“I have no time for that. I have better things to do. I am focused on my campaign and that of our presidential candidate,” she said.

The Service Party leader Mwangi Kiunjuri is concerned about the Kenya Kwanza Alliance, which he says has been focusing on campaigning for UDA candidates in the region.

Last week when Ruto toured Laikipia County, he resolved the matter, as UDA aspirants were denied a chance to address crowds in Nyahururu and Nanyuki towns. It was only Igwamiti MCA candidate Irene Wachuka who was given the chance to welcome Ruto.

Other candidates among them former governor Joshua Irungu, who is the UDA flag bearer, Senator John Kinyua who is defending his seat, and Woman Rep candidate Jane Kagiri were only introduced to the crowd. 

Nyandarua TSP governorship candidate Mwangi Kirika said it has been unfair to give UDA candidates a chance during such rallies and yet they were coalition partners.

In Baringo, politicians who lost in the UDA primaries are giving the party a headache after they opted to contest for the seats as independents. Former Governor Benjamin Cheboi is facing stiff completion from the incumbent governor Stanley Kiptis and Eldama Ravine MP Moses Lessonet.

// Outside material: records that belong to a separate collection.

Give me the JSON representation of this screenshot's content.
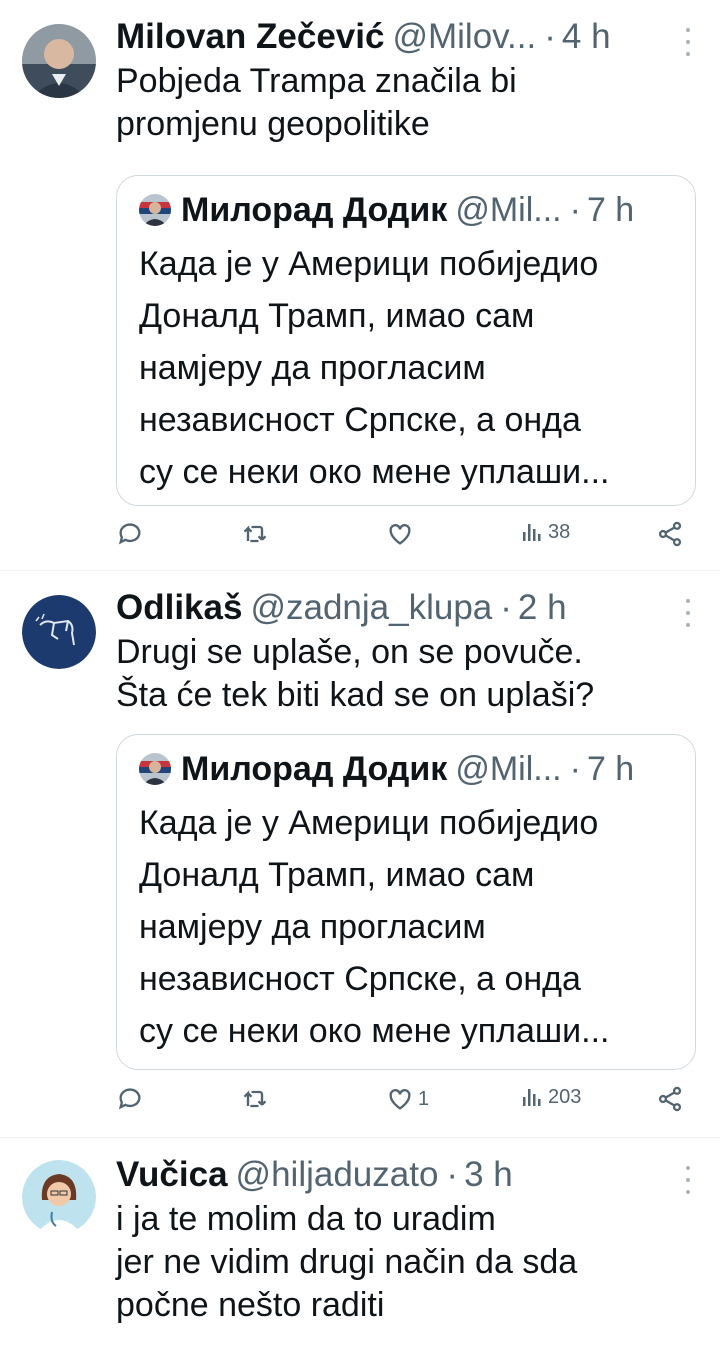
{
  "tweets": [
    {
      "author": "Milovan Zečević",
      "handle": "@Milov...",
      "time": "4 h",
      "text": "Pobjeda Trampa značila bi\npromjenu geopolitike",
      "quote": {
        "author": "Милорад Додик",
        "handle": "@Mil...",
        "time": "7 h",
        "text": "Када је у Америци побиједио\nДоналд Трамп, имао сам\nнамјеру да прогласим\nнезависност Српске, а онда\nсу се неки око мене уплаши..."
      },
      "likes": "",
      "views": "38"
    },
    {
      "author": "Odlikaš",
      "handle": "@zadnja_klupa",
      "time": "2 h",
      "text": "Drugi se uplaše, on se povuče.\nŠta će tek biti kad se on uplaši?",
      "quote": {
        "author": "Милорад Додик",
        "handle": "@Mil...",
        "time": "7 h",
        "text": "Када је у Америци побиједио\nДоналд Трамп, имао сам\nнамјеру да прогласим\nнезависност Српске, а онда\nсу се неки око мене уплаши..."
      },
      "likes": "1",
      "views": "203"
    },
    {
      "author": "Vučica",
      "handle": "@hiljaduzato",
      "time": "3 h",
      "text": "i ja te molim da to uradim\njer ne vidim drugi način da sda\npočne nešto raditi"
    }
  ],
  "colors": {
    "text": "#0f1419",
    "secondary": "#536471",
    "border": "#cfd9de",
    "divider": "#eff3f4",
    "odlikas_avatar_bg": "#1d3a6e"
  },
  "icons": [
    "reply-icon",
    "retweet-icon",
    "like-icon",
    "views-icon",
    "share-icon",
    "more-icon"
  ]
}
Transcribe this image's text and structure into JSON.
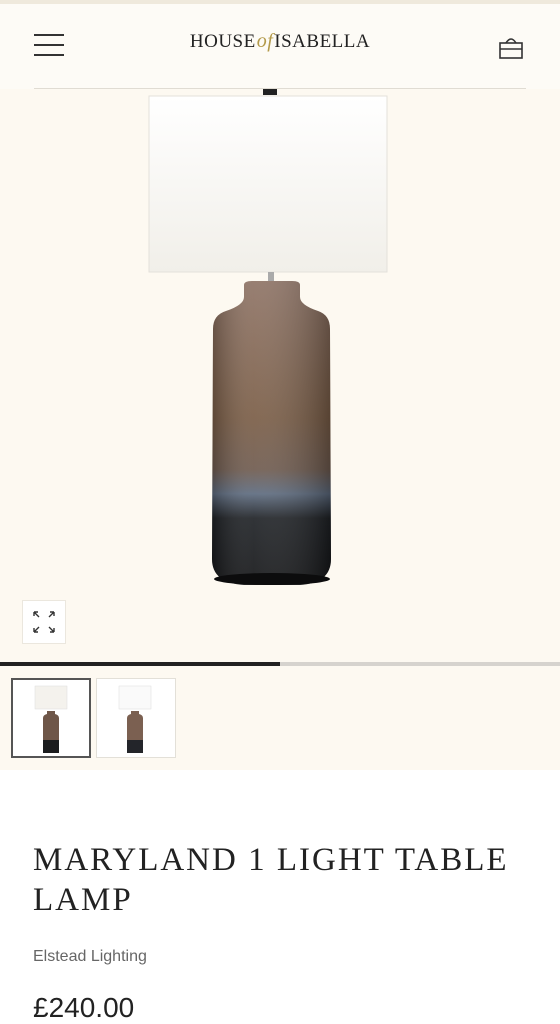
{
  "header": {
    "logo_left": "HOUSE",
    "logo_of": "of",
    "logo_right": "ISABELLA",
    "menu_icon": "hamburger-icon",
    "bag_icon": "shopping-bag-icon"
  },
  "gallery": {
    "expand_icon": "expand-arrows-icon",
    "progress_fraction": 0.5,
    "thumbnails": [
      {
        "name": "lamp-brown-ceramic-thumbnail",
        "active": true
      },
      {
        "name": "lamp-brown-ceramic-alt-thumbnail",
        "active": false
      }
    ]
  },
  "product": {
    "title": "MARYLAND 1 LIGHT TABLE LAMP",
    "brand": "Elstead Lighting",
    "price": "£240.00"
  },
  "colors": {
    "background": "#fdfbf6",
    "accent_gold": "#b39a4a",
    "text": "#222222"
  }
}
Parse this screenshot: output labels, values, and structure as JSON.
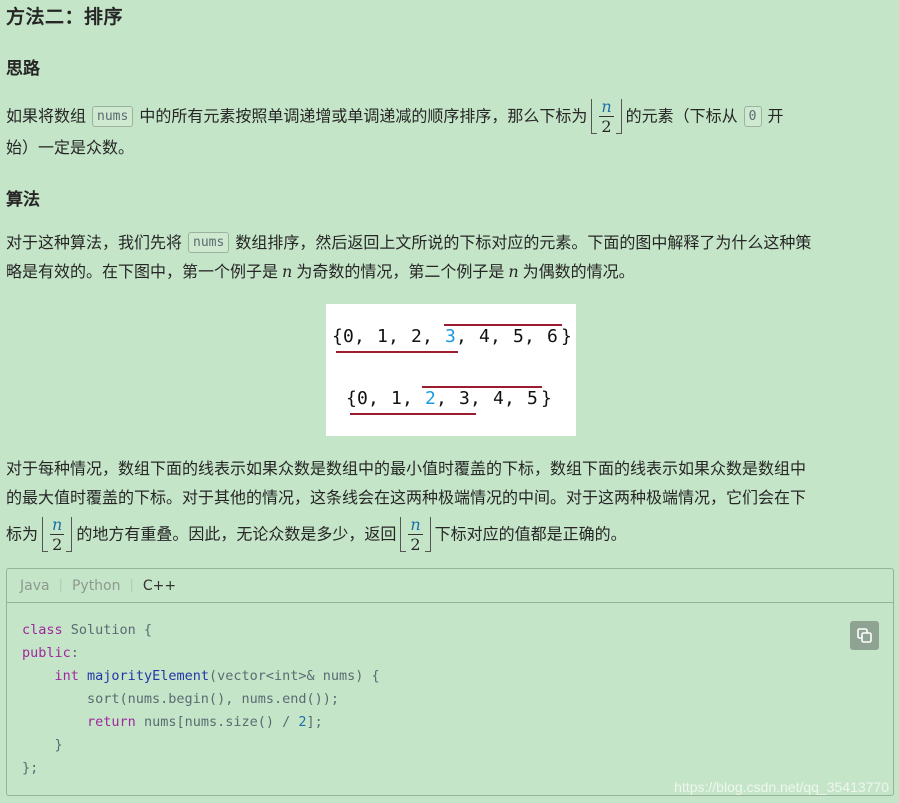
{
  "title": "方法二：排序",
  "section_idea": {
    "heading": "思路",
    "line1_a": "如果将数组",
    "code_nums": "nums",
    "line1_b": "中的所有元素按照单调递增或单调递减的顺序排序，那么下标为",
    "frac_num": "n",
    "frac_den": "2",
    "line1_c": "的元素（下标从",
    "code_zero": "0",
    "line1_d": "开",
    "line2": "始）一定是众数。"
  },
  "section_algo": {
    "heading": "算法",
    "line1_a": "对于这种算法，我们先将",
    "code_nums": "nums",
    "line1_b": "数组排序，然后返回上文所说的下标对应的元素。下面的图中解释了为什么这种策",
    "line2_a": "略是有效的。在下图中，第一个例子是",
    "var_n1": "n",
    "line2_b": "为奇数的情况，第二个例子是",
    "var_n2": "n",
    "line2_c": "为偶数的情况。"
  },
  "figure": {
    "row1": {
      "open": "{",
      "items": [
        "0",
        "1",
        "2",
        "3",
        "4",
        "5",
        "6"
      ],
      "close": "}",
      "highlight_index": 3
    },
    "row2": {
      "open": "{",
      "items": [
        "0",
        "1",
        "2",
        "3",
        "4",
        "5"
      ],
      "close": "}",
      "highlight_index": 2
    },
    "colors": {
      "text": "#111111",
      "highlight": "#1a9be0",
      "line": "#9b1c2e"
    }
  },
  "section_explain": {
    "line1": "对于每种情况，数组下面的线表示如果众数是数组中的最小值时覆盖的下标，数组下面的线表示如果众数是数组中",
    "line2": "的最大值时覆盖的下标。对于其他的情况，这条线会在这两种极端情况的中间。对于这两种极端情况，它们会在下",
    "line3_a": "标为",
    "frac1_num": "n",
    "frac1_den": "2",
    "line3_b": "的地方有重叠。因此，无论众数是多少，返回",
    "frac2_num": "n",
    "frac2_den": "2",
    "line3_c": "下标对应的值都是正确的。"
  },
  "code_tabs": [
    "Java",
    "Python",
    "C++"
  ],
  "active_tab": "C++",
  "code": {
    "l1_kw": "class",
    "l1_rest": " Solution {",
    "l2_kw": "public",
    "l2_rest": ":",
    "l3_indent": "    ",
    "l3_type": "int",
    "l3_fn": "majorityElement",
    "l3_rest": "(vector<int>& nums) {",
    "l4": "        sort(nums.begin(), nums.end());",
    "l5_indent": "        ",
    "l5_kw": "return",
    "l5_a": " nums[nums.size() / ",
    "l5_num": "2",
    "l5_b": "];",
    "l6": "    }",
    "l7": "};"
  },
  "watermark": "https://blog.csdn.net/qq_35413770"
}
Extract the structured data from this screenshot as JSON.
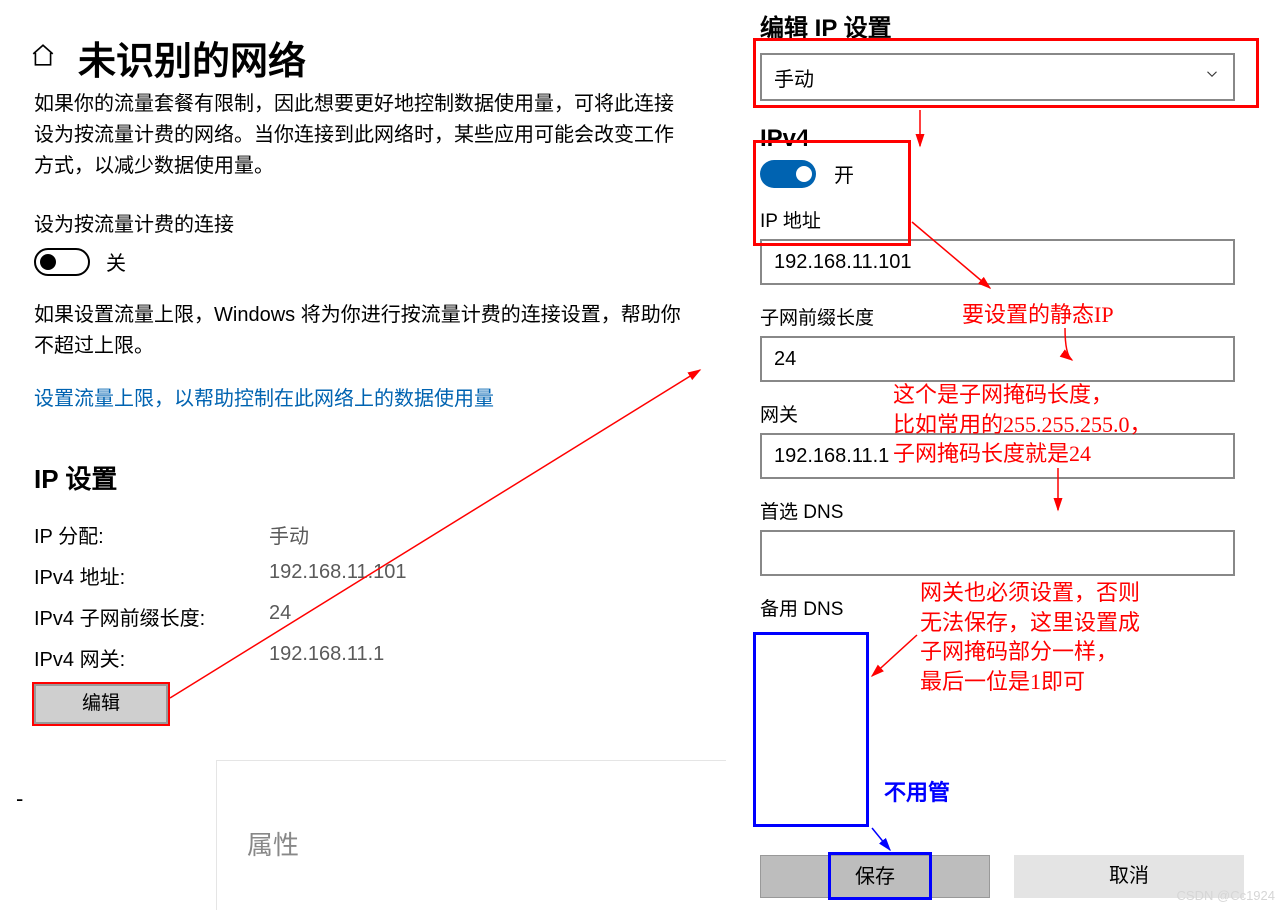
{
  "left": {
    "title": "未识别的网络",
    "desc_top_cut": "如果你的流量套餐有限制，因此想要更好地控制数据使用量，可将此连接设为按流量计费的网络。当你连接到此网络时，某些应用可能会改变工作方式，以减少数据使用量。",
    "metered_label": "设为按流量计费的连接",
    "toggle_off_label": "关",
    "limit_help": "如果设置流量上限，Windows 将为你进行按流量计费的连接设置，帮助你不超过上限。",
    "set_limit_link": "设置流量上限，以帮助控制在此网络上的数据使用量",
    "ip_section": "IP 设置",
    "rows": {
      "alloc_k": "IP 分配:",
      "alloc_v": "手动",
      "addr_k": "IPv4 地址:",
      "addr_v": "192.168.11.101",
      "prefix_k": "IPv4 子网前缀长度:",
      "prefix_v": "24",
      "gw_k": "IPv4 网关:",
      "gw_v": "192.168.11.1"
    },
    "edit_btn": "编辑",
    "properties_title": "属性"
  },
  "right": {
    "title": "编辑 IP 设置",
    "mode_value": "手动",
    "ipv4_heading": "IPv4",
    "ipv4_toggle_label": "开",
    "ip_label": "IP 地址",
    "ip_value": "192.168.11.101",
    "prefix_label": "子网前缀长度",
    "prefix_value": "24",
    "gw_label": "网关",
    "gw_value": "192.168.11.1",
    "dns1_label": "首选 DNS",
    "dns1_value": "",
    "dns2_label": "备用 DNS",
    "dns2_value": "",
    "save_btn": "保存",
    "cancel_btn": "取消"
  },
  "anno": {
    "static_ip": "要设置的静态IP",
    "prefix_note": "这个是子网掩码长度，\n比如常用的255.255.255.0，\n子网掩码长度就是24",
    "gw_note": "网关也必须设置，否则\n无法保存，这里设置成\n子网掩码部分一样，\n最后一位是1即可",
    "dns_ignore": "不用管"
  },
  "watermark": "CSDN @Cc1924"
}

Cheboi is flying the UDA ticket, while Kiptis and Lessonet are vying as independent candidates.

Competition is shaping up into a ‘friendly fire’ after the outcome of the April party primaries caused internal conflicts turning friends into foes.

-Additional reporting by James Munyeki